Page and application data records
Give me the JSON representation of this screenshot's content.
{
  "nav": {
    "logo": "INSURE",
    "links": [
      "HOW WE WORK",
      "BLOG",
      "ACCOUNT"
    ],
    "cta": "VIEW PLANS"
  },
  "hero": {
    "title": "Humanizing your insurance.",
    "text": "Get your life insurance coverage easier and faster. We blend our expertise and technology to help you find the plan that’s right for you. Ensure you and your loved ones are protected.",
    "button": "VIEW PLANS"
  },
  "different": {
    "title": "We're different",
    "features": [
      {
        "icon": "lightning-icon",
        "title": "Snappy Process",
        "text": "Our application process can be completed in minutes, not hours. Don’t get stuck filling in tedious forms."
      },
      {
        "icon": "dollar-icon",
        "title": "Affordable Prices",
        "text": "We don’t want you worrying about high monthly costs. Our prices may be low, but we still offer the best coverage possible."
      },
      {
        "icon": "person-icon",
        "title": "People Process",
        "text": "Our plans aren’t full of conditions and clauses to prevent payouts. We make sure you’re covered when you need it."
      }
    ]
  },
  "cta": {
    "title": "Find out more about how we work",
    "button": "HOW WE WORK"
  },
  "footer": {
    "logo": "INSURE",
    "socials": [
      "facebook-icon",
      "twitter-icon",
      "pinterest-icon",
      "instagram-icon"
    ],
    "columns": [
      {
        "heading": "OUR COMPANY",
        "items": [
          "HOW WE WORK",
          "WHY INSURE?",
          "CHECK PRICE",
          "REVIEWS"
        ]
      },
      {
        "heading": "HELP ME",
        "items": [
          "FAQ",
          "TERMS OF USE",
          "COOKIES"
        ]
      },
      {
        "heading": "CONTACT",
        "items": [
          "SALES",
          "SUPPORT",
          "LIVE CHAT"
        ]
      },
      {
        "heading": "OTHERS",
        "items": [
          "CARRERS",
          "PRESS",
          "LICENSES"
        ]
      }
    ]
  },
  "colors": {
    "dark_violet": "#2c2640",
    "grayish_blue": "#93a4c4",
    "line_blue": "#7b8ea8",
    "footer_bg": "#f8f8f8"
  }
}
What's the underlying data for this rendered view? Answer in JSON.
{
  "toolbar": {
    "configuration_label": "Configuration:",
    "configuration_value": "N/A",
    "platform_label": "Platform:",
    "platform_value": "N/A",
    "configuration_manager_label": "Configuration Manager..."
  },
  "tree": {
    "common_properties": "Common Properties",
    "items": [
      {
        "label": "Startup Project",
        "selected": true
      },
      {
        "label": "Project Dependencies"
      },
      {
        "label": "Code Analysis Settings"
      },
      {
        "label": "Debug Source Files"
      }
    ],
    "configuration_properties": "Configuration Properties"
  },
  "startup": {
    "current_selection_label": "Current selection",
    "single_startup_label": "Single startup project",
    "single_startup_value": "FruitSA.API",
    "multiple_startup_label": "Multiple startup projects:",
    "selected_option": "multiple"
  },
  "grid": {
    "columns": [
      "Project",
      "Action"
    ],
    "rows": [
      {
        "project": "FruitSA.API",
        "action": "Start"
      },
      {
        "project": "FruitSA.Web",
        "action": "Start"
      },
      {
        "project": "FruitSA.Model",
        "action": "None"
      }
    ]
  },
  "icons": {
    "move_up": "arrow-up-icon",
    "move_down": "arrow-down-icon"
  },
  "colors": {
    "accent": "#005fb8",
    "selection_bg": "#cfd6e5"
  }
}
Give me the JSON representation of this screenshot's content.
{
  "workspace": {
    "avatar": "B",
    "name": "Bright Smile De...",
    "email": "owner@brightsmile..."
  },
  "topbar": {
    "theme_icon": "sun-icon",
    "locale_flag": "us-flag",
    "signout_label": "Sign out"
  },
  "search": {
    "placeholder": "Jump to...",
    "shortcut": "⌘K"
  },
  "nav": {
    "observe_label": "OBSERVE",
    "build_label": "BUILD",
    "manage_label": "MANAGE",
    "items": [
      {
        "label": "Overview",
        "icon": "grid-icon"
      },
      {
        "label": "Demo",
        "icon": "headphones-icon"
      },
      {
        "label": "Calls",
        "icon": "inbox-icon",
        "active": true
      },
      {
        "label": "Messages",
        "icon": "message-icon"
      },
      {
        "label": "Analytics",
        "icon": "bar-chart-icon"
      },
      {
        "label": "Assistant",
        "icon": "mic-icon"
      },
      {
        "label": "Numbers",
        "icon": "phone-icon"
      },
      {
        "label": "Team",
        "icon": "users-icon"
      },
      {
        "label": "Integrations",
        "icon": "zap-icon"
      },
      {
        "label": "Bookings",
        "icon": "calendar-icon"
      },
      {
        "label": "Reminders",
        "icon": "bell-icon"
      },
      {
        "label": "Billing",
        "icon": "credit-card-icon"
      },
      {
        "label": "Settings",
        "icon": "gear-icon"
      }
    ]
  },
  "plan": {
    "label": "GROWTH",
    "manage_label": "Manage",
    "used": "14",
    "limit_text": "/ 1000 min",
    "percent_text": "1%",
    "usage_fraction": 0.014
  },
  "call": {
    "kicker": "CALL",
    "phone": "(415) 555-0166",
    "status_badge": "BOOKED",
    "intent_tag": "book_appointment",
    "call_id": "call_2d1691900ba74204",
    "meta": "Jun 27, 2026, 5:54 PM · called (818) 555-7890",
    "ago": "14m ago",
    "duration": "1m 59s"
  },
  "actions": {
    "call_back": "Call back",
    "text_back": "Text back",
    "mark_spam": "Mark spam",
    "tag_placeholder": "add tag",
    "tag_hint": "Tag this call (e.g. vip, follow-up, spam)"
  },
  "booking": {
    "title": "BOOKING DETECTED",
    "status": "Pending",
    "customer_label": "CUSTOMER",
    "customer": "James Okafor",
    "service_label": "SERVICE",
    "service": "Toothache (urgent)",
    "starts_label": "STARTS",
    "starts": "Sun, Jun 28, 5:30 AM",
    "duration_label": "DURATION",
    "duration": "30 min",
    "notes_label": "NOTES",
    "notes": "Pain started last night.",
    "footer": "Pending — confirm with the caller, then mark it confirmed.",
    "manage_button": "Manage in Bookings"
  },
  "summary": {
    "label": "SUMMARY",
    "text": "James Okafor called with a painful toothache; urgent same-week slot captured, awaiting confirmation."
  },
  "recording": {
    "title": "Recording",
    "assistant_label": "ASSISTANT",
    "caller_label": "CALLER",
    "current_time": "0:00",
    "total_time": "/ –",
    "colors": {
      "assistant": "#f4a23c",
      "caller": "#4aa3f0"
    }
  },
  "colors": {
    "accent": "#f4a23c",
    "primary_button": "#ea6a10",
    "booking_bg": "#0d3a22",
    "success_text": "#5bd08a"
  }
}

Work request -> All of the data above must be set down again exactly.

Output below ->
Give me the JSON representation of this screenshot's content.
{
  "nav": {
    "logo": "INSURE",
    "links": [
      "HOW WE WORK",
      "BLOG",
      "ACCOUNT"
    ],
    "cta": "VIEW PLANS"
  },
  "hero": {
    "title": "Humanizing your insurance.",
    "text": "Get your life insurance coverage easier and faster. We blend our expertise and technology to help you find the plan that’s right for you. Ensure you and your loved ones are protected.",
    "button": "VIEW PLANS"
  },
  "different": {
    "title": "We're different",
    "features": [
      {
        "icon": "lightning-icon",
        "title": "Snappy Process",
        "text": "Our application process can be completed in minutes, not hours. Don’t get stuck filling in tedious forms."
      },
      {
        "icon": "dollar-icon",
        "title": "Affordable Prices",
        "text": "We don’t want you worrying about high monthly costs. Our prices may be low, but we still offer the best coverage possible."
      },
      {
        "icon": "person-icon",
        "title": "People Process",
        "text": "Our plans aren’t full of conditions and clauses to prevent payouts. We make sure you’re covered when you need it."
      }
    ]
  },
  "cta": {
    "title": "Find out more about how we work",
    "button": "HOW WE WORK"
  },
  "footer": {
    "logo": "INSURE",
    "socials": [
      "facebook-icon",
      "twitter-icon",
      "pinterest-icon",
      "instagram-icon"
    ],
    "columns": [
      {
        "heading": "OUR COMPANY",
        "items": [
          "HOW WE WORK",
          "WHY INSURE?",
          "CHECK PRICE",
          "REVIEWS"
        ]
      },
      {
        "heading": "HELP ME",
        "items": [
          "FAQ",
          "TERMS OF USE",
          "COOKIES"
        ]
      },
      {
        "heading": "CONTACT",
        "items": [
          "SALES",
          "SUPPORT",
          "LIVE CHAT"
        ]
      },
      {
        "heading": "OTHERS",
        "items": [
          "CARRERS",
          "PRESS",
          "LICENSES"
        ]
      }
    ]
  },
  "colors": {
    "dark_violet": "#2c2640",
    "grayish_blue": "#93a4c4",
    "line_blue": "#7b8ea8",
    "footer_bg": "#f8f8f8"
  }
}
What's the underlying data for this rendered view? Answer in JSON.
{
  "toolbar": {
    "configuration_label": "Configuration:",
    "configuration_value": "N/A",
    "platform_label": "Platform:",
    "platform_value": "N/A",
    "configuration_manager_label": "Configuration Manager..."
  },
  "tree": {
    "common_properties": "Common Properties",
    "items": [
      {
        "label": "Startup Project",
        "selected": true
      },
      {
        "label": "Project Dependencies"
      },
      {
        "label": "Code Analysis Settings"
      },
      {
        "label": "Debug Source Files"
      }
    ],
    "configuration_properties": "Configuration Properties"
  },
  "startup": {
    "current_selection_label": "Current selection",
    "single_startup_label": "Single startup project",
    "single_startup_value": "FruitSA.API",
    "multiple_startup_label": "Multiple startup projects:",
    "selected_option": "multiple"
  },
  "grid": {
    "columns": [
      "Project",
      "Action"
    ],
    "rows": [
      {
        "project": "FruitSA.API",
        "action": "Start"
      },
      {
        "project": "FruitSA.Web",
        "action": "Start"
      },
      {
        "project": "FruitSA.Model",
        "action": "None"
      }
    ]
  },
  "icons": {
    "move_up": "arrow-up-icon",
    "move_down": "arrow-down-icon"
  },
  "colors": {
    "accent": "#005fb8",
    "selection_bg": "#cfd6e5"
  }
}
Give me the JSON representation of this screenshot's content.
{
  "workspace": {
    "avatar": "B",
    "name": "Bright Smile De...",
    "email": "owner@brightsmile..."
  },
  "topbar": {
    "theme_icon": "sun-icon",
    "locale_flag": "us-flag",
    "signout_label": "Sign out"
  },
  "search": {
    "placeholder": "Jump to...",
    "shortcut": "⌘K"
  },
  "nav": {
    "observe_label": "OBSERVE",
    "build_label": "BUILD",
    "manage_label": "MANAGE",
    "items": [
      {
        "label": "Overview",
        "icon": "grid-icon"
      },
      {
        "label": "Demo",
        "icon": "headphones-icon"
      },
      {
        "label": "Calls",
        "icon": "inbox-icon",
        "active": true
      },
      {
        "label": "Messages",
        "icon": "message-icon"
      },
      {
        "label": "Analytics",
        "icon": "bar-chart-icon"
      },
      {
        "label": "Assistant",
        "icon": "mic-icon"
      },
      {
        "label": "Numbers",
        "icon": "phone-icon"
      },
      {
        "label": "Team",
        "icon": "users-icon"
      },
      {
        "label": "Integrations",
        "icon": "zap-icon"
      },
      {
        "label": "Bookings",
        "icon": "calendar-icon"
      },
      {
        "label": "Reminders",
        "icon": "bell-icon"
      },
      {
        "label": "Billing",
        "icon": "credit-card-icon"
      },
      {
        "label": "Settings",
        "icon": "gear-icon"
      }
    ]
  },
  "plan": {
    "label": "GROWTH",
    "manage_label": "Manage",
    "used": "14",
    "limit_text": "/ 1000 min",
    "percent_text": "1%",
    "usage_fraction": 0.014
  },
  "call": {
    "kicker": "CALL",
    "phone": "(415) 555-0166",
    "status_badge": "BOOKED",
    "intent_tag": "book_appointment",
    "call_id": "call_2d1691900ba74204",
    "meta": "Jun 27, 2026, 5:54 PM · called (818) 555-7890",
    "ago": "14m ago",
    "duration": "1m 59s"
  },
  "actions": {
    "call_back": "Call back",
    "text_back": "Text back",
    "mark_spam": "Mark spam",
    "tag_placeholder": "add tag",
    "tag_hint": "Tag this call (e.g. vip, follow-up, spam)"
  },
  "booking": {
    "title": "BOOKING DETECTED",
    "status": "Pending",
    "customer_label": "CUSTOMER",
    "customer": "James Okafor",
    "service_label": "SERVICE",
    "service": "Toothache (urgent)",
    "starts_label": "STARTS",
    "starts": "Sun, Jun 28, 5:30 AM",
    "duration_label": "DURATION",
    "duration": "30 min",
    "notes_label": "NOTES",
    "notes": "Pain started last night.",
    "footer": "Pending — confirm with the caller, then mark it confirmed.",
    "manage_button": "Manage in Bookings"
  },
  "summary": {
    "label": "SUMMARY",
    "text": "James Okafor called with a painful toothache; urgent same-week slot captured, awaiting confirmation."
  },
  "recording": {
    "title": "Recording",
    "assistant_label": "ASSISTANT",
    "caller_label": "CALLER",
    "current_time": "0:00",
    "total_time": "/ –",
    "colors": {
      "assistant": "#f4a23c",
      "caller": "#4aa3f0"
    }
  },
  "colors": {
    "accent": "#f4a23c",
    "primary_button": "#ea6a10",
    "booking_bg": "#0d3a22",
    "success_text": "#5bd08a"
  }
}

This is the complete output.